RECORDS FOR THE EXERCISE: Begin

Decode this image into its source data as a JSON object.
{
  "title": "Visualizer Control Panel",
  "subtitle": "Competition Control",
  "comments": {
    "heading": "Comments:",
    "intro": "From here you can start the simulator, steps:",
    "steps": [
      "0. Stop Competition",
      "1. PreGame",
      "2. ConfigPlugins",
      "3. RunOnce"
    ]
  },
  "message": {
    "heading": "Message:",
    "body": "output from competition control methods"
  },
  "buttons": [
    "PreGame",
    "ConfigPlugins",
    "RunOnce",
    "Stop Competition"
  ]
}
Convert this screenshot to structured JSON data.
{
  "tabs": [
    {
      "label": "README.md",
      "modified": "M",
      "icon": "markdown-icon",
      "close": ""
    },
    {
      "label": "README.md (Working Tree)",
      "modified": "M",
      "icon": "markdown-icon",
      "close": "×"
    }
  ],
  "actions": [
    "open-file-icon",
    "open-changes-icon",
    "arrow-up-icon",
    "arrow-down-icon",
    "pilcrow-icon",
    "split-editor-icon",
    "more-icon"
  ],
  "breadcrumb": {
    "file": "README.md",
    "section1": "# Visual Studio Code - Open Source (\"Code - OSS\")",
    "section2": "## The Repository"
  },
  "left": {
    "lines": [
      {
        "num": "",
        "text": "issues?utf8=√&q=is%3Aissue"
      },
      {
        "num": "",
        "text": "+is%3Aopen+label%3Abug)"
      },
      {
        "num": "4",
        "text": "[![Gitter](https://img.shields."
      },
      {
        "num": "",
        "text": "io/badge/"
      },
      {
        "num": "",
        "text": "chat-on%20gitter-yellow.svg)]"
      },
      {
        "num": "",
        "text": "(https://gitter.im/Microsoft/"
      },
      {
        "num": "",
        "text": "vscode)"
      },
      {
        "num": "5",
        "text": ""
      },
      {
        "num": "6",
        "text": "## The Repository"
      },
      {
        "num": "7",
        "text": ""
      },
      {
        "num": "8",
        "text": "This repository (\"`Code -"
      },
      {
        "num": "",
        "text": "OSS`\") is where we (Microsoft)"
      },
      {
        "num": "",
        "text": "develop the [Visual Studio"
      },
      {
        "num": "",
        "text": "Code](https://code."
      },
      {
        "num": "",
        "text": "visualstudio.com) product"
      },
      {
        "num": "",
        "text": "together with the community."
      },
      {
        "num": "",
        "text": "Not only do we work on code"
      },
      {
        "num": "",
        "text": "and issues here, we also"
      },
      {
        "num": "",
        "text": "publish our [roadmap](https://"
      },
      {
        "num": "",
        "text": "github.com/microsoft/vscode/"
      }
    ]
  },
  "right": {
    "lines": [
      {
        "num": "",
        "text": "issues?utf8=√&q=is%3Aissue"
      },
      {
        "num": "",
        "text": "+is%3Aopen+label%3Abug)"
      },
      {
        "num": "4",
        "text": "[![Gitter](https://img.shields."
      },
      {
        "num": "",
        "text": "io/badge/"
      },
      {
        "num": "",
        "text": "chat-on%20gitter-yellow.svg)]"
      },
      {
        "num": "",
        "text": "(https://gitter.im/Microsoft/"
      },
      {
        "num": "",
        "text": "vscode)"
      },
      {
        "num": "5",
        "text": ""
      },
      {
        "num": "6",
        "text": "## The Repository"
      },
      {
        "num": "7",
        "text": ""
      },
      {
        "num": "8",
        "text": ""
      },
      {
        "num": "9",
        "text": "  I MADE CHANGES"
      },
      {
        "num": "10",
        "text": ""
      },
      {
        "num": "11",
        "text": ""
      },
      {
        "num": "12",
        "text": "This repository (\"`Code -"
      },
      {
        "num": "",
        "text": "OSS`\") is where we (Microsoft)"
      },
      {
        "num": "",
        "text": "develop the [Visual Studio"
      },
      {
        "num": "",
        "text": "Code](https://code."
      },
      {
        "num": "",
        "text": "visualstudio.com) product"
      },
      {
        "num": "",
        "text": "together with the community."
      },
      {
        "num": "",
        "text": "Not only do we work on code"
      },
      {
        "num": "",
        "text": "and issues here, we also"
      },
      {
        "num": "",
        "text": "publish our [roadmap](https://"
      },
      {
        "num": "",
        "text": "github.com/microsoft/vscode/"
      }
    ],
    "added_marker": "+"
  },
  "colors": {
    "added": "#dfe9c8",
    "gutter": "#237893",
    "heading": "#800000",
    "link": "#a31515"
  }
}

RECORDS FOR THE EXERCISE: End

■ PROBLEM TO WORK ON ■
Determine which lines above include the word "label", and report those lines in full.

■ RESPONSE ■
      "label": "README.md",
      "label": "README.md (Working Tree)",
        "text": "+is%3Aopen+label%3Abug)"
        "text": "+is%3Aopen+label%3Abug)"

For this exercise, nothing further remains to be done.